## Aim of the exercise
Filter out every line below that lacks "icon", and copy the rest.

Items listed in a dataset
*** Begin section ***
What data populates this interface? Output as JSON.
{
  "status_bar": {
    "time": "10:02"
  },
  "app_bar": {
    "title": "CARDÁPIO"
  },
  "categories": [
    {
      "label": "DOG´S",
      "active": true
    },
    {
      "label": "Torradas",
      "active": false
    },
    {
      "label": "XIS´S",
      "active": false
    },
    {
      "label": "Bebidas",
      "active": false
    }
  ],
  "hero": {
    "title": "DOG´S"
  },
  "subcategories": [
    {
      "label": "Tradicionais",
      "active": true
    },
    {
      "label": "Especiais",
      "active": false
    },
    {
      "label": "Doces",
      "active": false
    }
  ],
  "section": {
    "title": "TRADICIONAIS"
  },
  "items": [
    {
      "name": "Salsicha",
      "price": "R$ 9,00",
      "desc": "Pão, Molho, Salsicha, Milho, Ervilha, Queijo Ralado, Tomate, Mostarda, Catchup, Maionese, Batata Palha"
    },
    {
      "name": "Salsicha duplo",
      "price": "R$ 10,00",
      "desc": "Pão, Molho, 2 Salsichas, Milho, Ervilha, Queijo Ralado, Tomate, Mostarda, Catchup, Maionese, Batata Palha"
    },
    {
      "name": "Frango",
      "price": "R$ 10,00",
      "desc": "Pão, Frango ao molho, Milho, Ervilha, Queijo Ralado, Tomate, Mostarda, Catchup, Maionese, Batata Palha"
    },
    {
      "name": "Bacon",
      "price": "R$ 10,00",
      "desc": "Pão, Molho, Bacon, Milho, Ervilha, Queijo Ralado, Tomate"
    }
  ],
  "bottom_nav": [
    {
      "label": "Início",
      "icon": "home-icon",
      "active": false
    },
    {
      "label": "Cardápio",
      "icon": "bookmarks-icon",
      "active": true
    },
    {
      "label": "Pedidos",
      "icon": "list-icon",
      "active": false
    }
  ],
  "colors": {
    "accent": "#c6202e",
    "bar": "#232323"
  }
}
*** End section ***
## Solution
      "icon": "home-icon",
      "icon": "bookmarks-icon",
      "icon": "list-icon",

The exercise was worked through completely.